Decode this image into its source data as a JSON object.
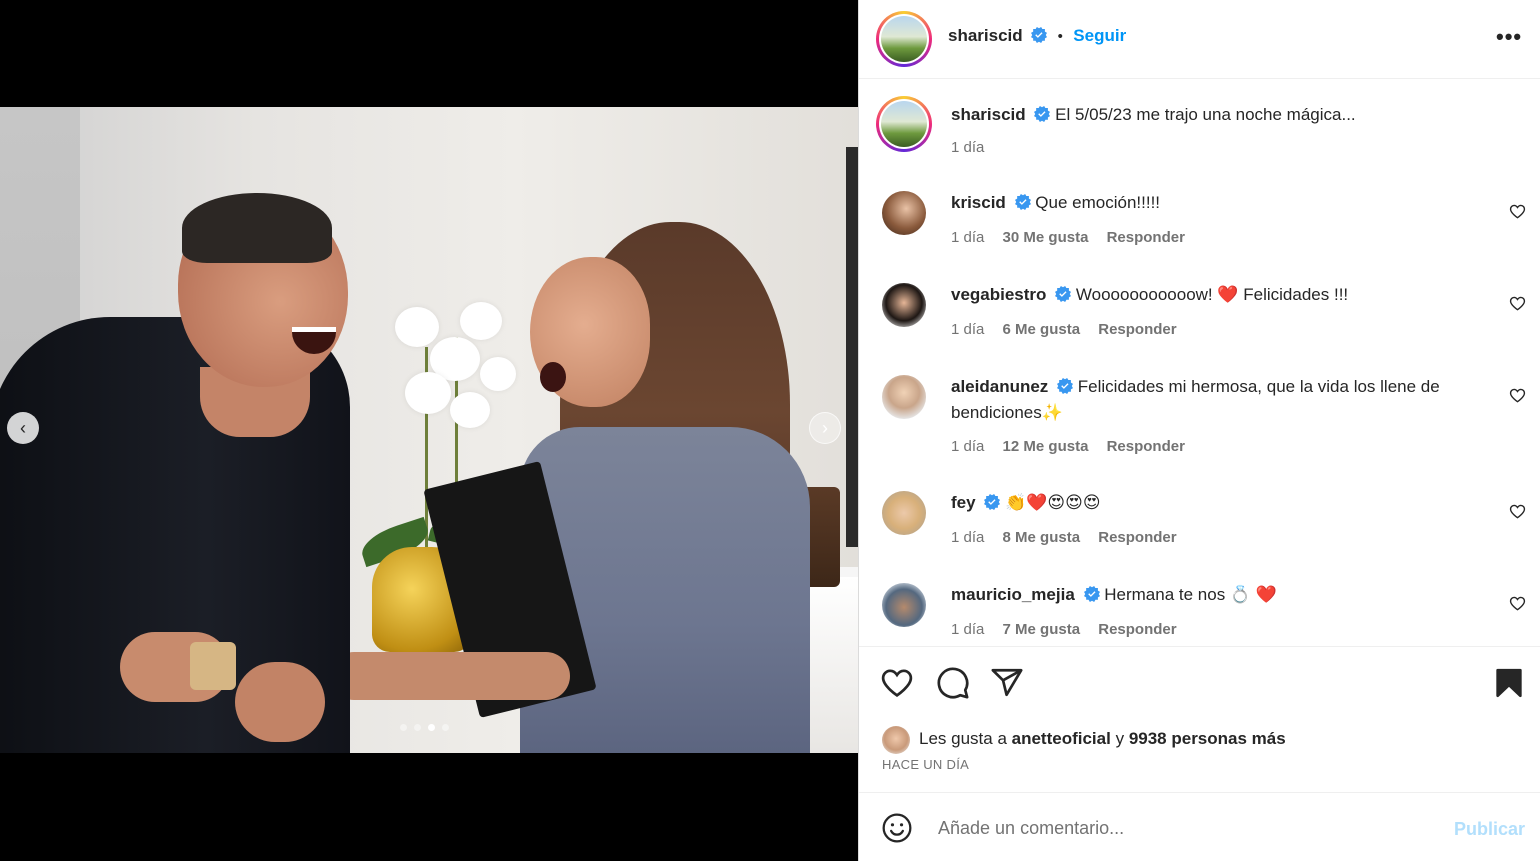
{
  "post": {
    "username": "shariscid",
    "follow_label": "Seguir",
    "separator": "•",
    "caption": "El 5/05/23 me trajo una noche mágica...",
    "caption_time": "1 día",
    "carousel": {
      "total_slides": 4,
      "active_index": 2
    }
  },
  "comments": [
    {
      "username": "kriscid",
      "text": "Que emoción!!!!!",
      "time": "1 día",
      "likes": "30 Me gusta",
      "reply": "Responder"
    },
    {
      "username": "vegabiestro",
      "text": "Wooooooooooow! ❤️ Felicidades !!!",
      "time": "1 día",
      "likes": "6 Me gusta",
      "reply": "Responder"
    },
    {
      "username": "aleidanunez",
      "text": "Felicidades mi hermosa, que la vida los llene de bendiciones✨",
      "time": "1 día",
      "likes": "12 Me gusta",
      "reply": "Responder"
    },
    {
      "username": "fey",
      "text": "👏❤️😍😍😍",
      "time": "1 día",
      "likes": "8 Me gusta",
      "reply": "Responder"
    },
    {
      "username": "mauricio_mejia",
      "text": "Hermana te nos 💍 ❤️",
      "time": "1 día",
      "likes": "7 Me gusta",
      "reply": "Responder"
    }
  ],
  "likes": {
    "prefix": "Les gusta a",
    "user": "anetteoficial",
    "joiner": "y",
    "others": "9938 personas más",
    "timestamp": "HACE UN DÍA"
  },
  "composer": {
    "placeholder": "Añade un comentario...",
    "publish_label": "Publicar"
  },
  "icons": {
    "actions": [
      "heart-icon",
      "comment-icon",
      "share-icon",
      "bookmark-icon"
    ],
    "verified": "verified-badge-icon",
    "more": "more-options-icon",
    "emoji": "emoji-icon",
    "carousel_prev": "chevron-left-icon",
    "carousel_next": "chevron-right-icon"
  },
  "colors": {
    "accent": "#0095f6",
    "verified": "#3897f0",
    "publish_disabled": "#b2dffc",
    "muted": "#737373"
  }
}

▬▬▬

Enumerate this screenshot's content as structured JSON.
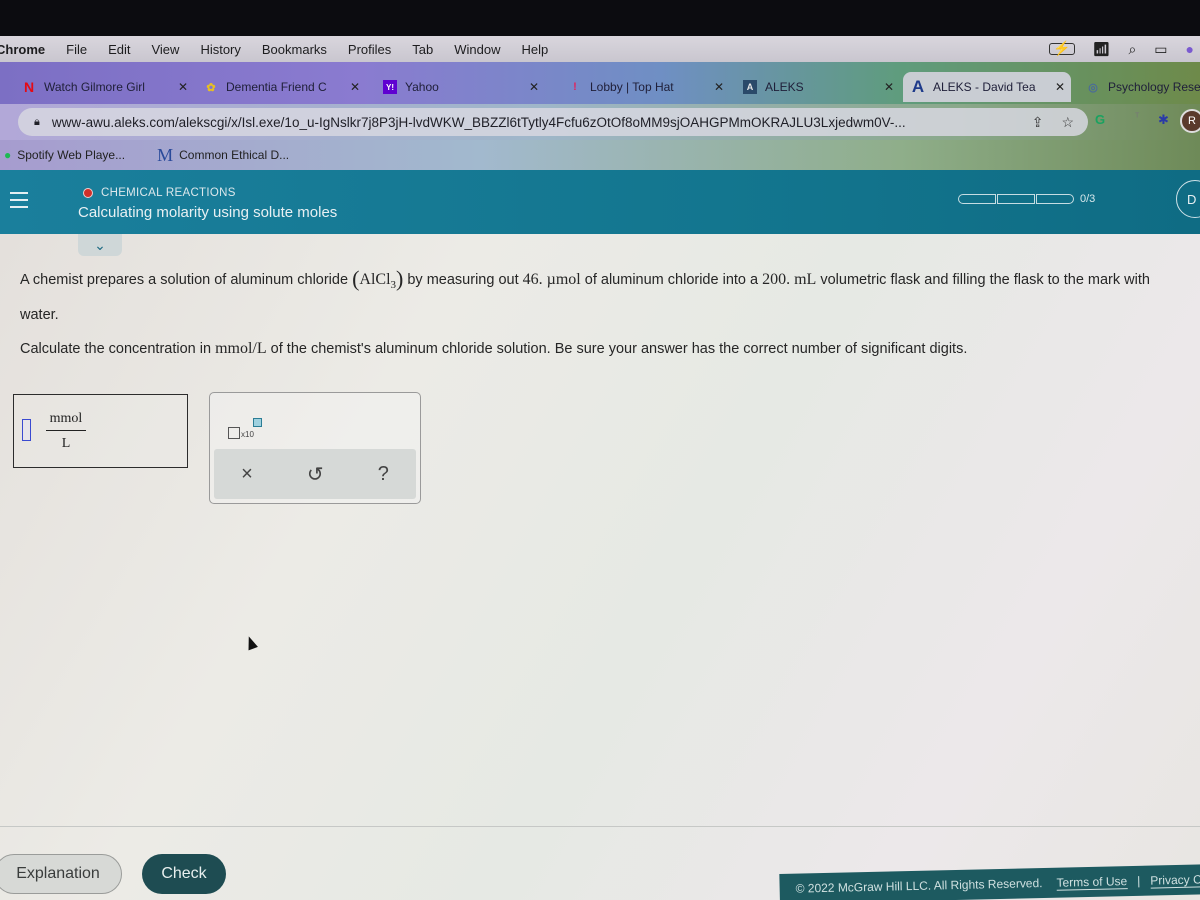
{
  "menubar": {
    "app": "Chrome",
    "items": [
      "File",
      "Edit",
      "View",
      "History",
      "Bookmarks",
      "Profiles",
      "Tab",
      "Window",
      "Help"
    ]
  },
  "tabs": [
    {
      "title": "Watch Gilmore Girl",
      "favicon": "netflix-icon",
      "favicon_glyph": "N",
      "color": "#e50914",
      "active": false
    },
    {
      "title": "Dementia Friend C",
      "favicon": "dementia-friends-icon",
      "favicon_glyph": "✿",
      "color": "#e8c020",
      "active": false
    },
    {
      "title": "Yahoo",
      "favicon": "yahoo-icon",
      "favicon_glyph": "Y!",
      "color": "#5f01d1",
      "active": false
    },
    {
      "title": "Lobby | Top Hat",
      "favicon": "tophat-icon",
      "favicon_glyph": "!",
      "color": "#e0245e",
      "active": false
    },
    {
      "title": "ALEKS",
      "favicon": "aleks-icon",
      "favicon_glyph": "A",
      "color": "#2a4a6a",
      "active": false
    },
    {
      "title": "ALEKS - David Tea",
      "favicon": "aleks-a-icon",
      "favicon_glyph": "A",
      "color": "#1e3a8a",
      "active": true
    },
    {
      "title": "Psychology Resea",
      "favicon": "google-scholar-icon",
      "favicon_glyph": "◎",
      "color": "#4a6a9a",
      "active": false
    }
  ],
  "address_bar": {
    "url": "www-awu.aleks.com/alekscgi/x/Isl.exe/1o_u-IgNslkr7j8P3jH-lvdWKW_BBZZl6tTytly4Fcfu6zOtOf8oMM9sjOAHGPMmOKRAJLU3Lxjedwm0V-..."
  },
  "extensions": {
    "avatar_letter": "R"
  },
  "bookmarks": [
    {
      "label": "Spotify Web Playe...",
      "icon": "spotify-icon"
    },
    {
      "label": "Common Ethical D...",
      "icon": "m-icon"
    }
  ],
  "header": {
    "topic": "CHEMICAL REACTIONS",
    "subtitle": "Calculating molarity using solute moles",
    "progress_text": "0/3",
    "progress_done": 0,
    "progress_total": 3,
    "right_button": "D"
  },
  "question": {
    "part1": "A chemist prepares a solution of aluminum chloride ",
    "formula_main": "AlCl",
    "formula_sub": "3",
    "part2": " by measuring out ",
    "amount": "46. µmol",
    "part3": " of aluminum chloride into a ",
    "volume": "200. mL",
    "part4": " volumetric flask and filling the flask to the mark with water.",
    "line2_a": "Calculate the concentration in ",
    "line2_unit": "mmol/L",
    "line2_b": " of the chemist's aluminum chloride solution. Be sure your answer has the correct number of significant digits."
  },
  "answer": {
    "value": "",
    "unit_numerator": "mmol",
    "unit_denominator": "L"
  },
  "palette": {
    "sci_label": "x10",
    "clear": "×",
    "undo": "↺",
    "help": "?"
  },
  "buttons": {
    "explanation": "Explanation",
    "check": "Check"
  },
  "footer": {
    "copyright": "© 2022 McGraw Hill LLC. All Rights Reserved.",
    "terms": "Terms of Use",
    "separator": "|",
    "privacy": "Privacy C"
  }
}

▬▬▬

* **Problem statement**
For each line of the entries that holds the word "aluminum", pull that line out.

* **Answer below**
    "part1": "A chemist prepares a solution of aluminum chloride ",
    "part3": " of aluminum chloride into a ",
    "line2_b": " of the chemist's aluminum chloride solution. Be sure your answer has the correct number of significant digits."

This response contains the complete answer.